Website and app data records
=======

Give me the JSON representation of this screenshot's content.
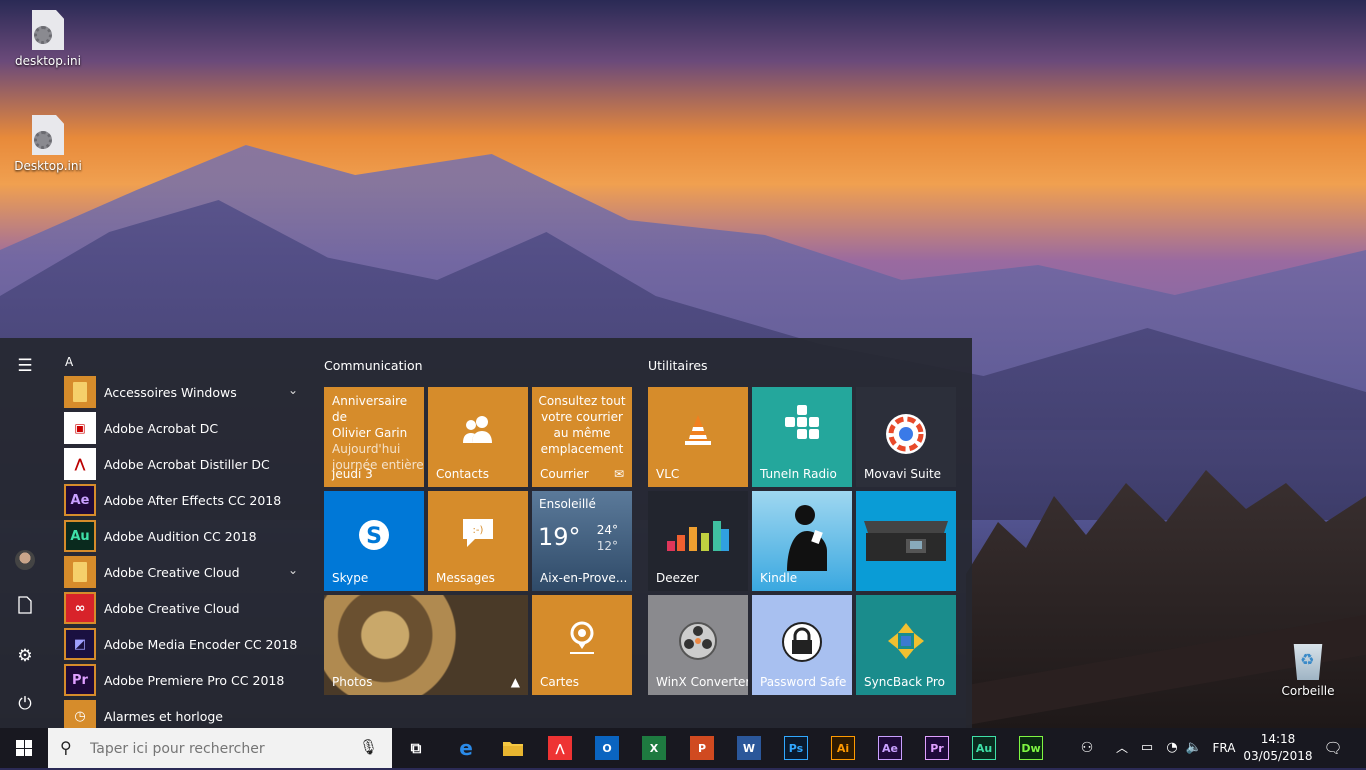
{
  "desktop": {
    "icons": [
      {
        "label": "desktop.ini"
      },
      {
        "label": "Desktop.ini"
      },
      {
        "label": "Corbeille"
      }
    ]
  },
  "start_menu": {
    "letter": "A",
    "apps": [
      {
        "label": "Accessoires Windows",
        "icon": "folder-icon",
        "expandable": true
      },
      {
        "label": "Adobe Acrobat DC",
        "icon": "acrobat-dc-icon"
      },
      {
        "label": "Adobe Acrobat Distiller DC",
        "icon": "acrobat-distiller-icon"
      },
      {
        "label": "Adobe After Effects CC 2018",
        "icon": "after-effects-icon",
        "abbr": "Ae"
      },
      {
        "label": "Adobe Audition CC 2018",
        "icon": "audition-icon",
        "abbr": "Au"
      },
      {
        "label": "Adobe Creative Cloud",
        "icon": "folder-icon",
        "expandable": true
      },
      {
        "label": "Adobe Creative Cloud",
        "icon": "creative-cloud-icon"
      },
      {
        "label": "Adobe Media Encoder CC 2018",
        "icon": "media-encoder-icon"
      },
      {
        "label": "Adobe Premiere Pro CC 2018",
        "icon": "premiere-pro-icon",
        "abbr": "Pr"
      },
      {
        "label": "Alarmes et horloge",
        "icon": "alarm-clock-icon"
      }
    ],
    "groups": [
      {
        "title": "Communication"
      },
      {
        "title": "Utilitaires"
      }
    ],
    "tiles": {
      "calendar": {
        "line1": "Anniversaire de",
        "line2": "Olivier Garin",
        "line3": "Aujourd'hui",
        "line4": "journée entière",
        "label": "jeudi 3"
      },
      "contacts": {
        "label": "Contacts"
      },
      "mail": {
        "text": "Consultez tout votre courrier au même emplacement",
        "label": "Courrier"
      },
      "skype": {
        "label": "Skype"
      },
      "messages": {
        "label": "Messages"
      },
      "weather": {
        "condition": "Ensoleillé",
        "temp": "19°",
        "high": "24°",
        "low": "12°",
        "label": "Aix-en-Prove..."
      },
      "photos": {
        "label": "Photos"
      },
      "maps": {
        "label": "Cartes"
      },
      "vlc": {
        "label": "VLC"
      },
      "tunein": {
        "label": "TuneIn Radio"
      },
      "movavi": {
        "label": "Movavi Suite"
      },
      "deezer": {
        "label": "Deezer"
      },
      "kindle": {
        "label": "Kindle"
      },
      "printer": {
        "label": ""
      },
      "winx": {
        "label": "WinX Converter"
      },
      "password": {
        "label": "Password Safe"
      },
      "syncback": {
        "label": "SyncBack Pro"
      }
    }
  },
  "taskbar": {
    "search_placeholder": "Taper ici pour rechercher",
    "apps": [
      {
        "abbr": "",
        "name": "task-view-icon"
      },
      {
        "abbr": "e",
        "name": "edge-icon"
      },
      {
        "abbr": "",
        "name": "file-explorer-icon"
      },
      {
        "abbr": "",
        "name": "acrobat-icon"
      },
      {
        "abbr": "O",
        "name": "outlook-icon"
      },
      {
        "abbr": "X",
        "name": "excel-icon"
      },
      {
        "abbr": "P",
        "name": "powerpoint-icon"
      },
      {
        "abbr": "W",
        "name": "word-icon"
      },
      {
        "abbr": "Ps",
        "name": "photoshop-icon"
      },
      {
        "abbr": "Ai",
        "name": "illustrator-icon"
      },
      {
        "abbr": "Ae",
        "name": "after-effects-icon"
      },
      {
        "abbr": "Pr",
        "name": "premiere-icon"
      },
      {
        "abbr": "Au",
        "name": "audition-icon"
      },
      {
        "abbr": "Dw",
        "name": "dreamweaver-icon"
      }
    ],
    "language": "FRA",
    "time": "14:18",
    "date": "03/05/2018"
  },
  "colors": {
    "tile_orange": "#d68c2b",
    "tile_blue": "#0078d7",
    "tile_teal": "#24a79c",
    "tile_dark": "#2c2f3a",
    "tile_teal_dark": "#1a8c8c"
  }
}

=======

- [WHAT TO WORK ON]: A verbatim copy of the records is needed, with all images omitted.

- [FINAL ANSWER]:
Give me the JSON representation of this screenshot's content.
{
  "desktop": {
    "icons": [
      {
        "label": "desktop.ini"
      },
      {
        "label": "Desktop.ini"
      },
      {
        "label": "Corbeille"
      }
    ]
  },
  "start_menu": {
    "letter": "A",
    "apps": [
      {
        "label": "Accessoires Windows",
        "icon": "folder-icon",
        "expandable": true
      },
      {
        "label": "Adobe Acrobat DC",
        "icon": "acrobat-dc-icon"
      },
      {
        "label": "Adobe Acrobat Distiller DC",
        "icon": "acrobat-distiller-icon"
      },
      {
        "label": "Adobe After Effects CC 2018",
        "icon": "after-effects-icon",
        "abbr": "Ae"
      },
      {
        "label": "Adobe Audition CC 2018",
        "icon": "audition-icon",
        "abbr": "Au"
      },
      {
        "label": "Adobe Creative Cloud",
        "icon": "folder-icon",
        "expandable": true
      },
      {
        "label": "Adobe Creative Cloud",
        "icon": "creative-cloud-icon"
      },
      {
        "label": "Adobe Media Encoder CC 2018",
        "icon": "media-encoder-icon"
      },
      {
        "label": "Adobe Premiere Pro CC 2018",
        "icon": "premiere-pro-icon",
        "abbr": "Pr"
      },
      {
        "label": "Alarmes et horloge",
        "icon": "alarm-clock-icon"
      }
    ],
    "groups": [
      {
        "title": "Communication"
      },
      {
        "title": "Utilitaires"
      }
    ],
    "tiles": {
      "calendar": {
        "line1": "Anniversaire de",
        "line2": "Olivier Garin",
        "line3": "Aujourd'hui",
        "line4": "journée entière",
        "label": "jeudi 3"
      },
      "contacts": {
        "label": "Contacts"
      },
      "mail": {
        "text": "Consultez tout votre courrier au même emplacement",
        "label": "Courrier"
      },
      "skype": {
        "label": "Skype"
      },
      "messages": {
        "label": "Messages"
      },
      "weather": {
        "condition": "Ensoleillé",
        "temp": "19°",
        "high": "24°",
        "low": "12°",
        "label": "Aix-en-Prove..."
      },
      "photos": {
        "label": "Photos"
      },
      "maps": {
        "label": "Cartes"
      },
      "vlc": {
        "label": "VLC"
      },
      "tunein": {
        "label": "TuneIn Radio"
      },
      "movavi": {
        "label": "Movavi Suite"
      },
      "deezer": {
        "label": "Deezer"
      },
      "kindle": {
        "label": "Kindle"
      },
      "printer": {
        "label": ""
      },
      "winx": {
        "label": "WinX Converter"
      },
      "password": {
        "label": "Password Safe"
      },
      "syncback": {
        "label": "SyncBack Pro"
      }
    }
  },
  "taskbar": {
    "search_placeholder": "Taper ici pour rechercher",
    "apps": [
      {
        "abbr": "",
        "name": "task-view-icon"
      },
      {
        "abbr": "e",
        "name": "edge-icon"
      },
      {
        "abbr": "",
        "name": "file-explorer-icon"
      },
      {
        "abbr": "",
        "name": "acrobat-icon"
      },
      {
        "abbr": "O",
        "name": "outlook-icon"
      },
      {
        "abbr": "X",
        "name": "excel-icon"
      },
      {
        "abbr": "P",
        "name": "powerpoint-icon"
      },
      {
        "abbr": "W",
        "name": "word-icon"
      },
      {
        "abbr": "Ps",
        "name": "photoshop-icon"
      },
      {
        "abbr": "Ai",
        "name": "illustrator-icon"
      },
      {
        "abbr": "Ae",
        "name": "after-effects-icon"
      },
      {
        "abbr": "Pr",
        "name": "premiere-icon"
      },
      {
        "abbr": "Au",
        "name": "audition-icon"
      },
      {
        "abbr": "Dw",
        "name": "dreamweaver-icon"
      }
    ],
    "language": "FRA",
    "time": "14:18",
    "date": "03/05/2018"
  },
  "colors": {
    "tile_orange": "#d68c2b",
    "tile_blue": "#0078d7",
    "tile_teal": "#24a79c",
    "tile_dark": "#2c2f3a",
    "tile_teal_dark": "#1a8c8c"
  }
}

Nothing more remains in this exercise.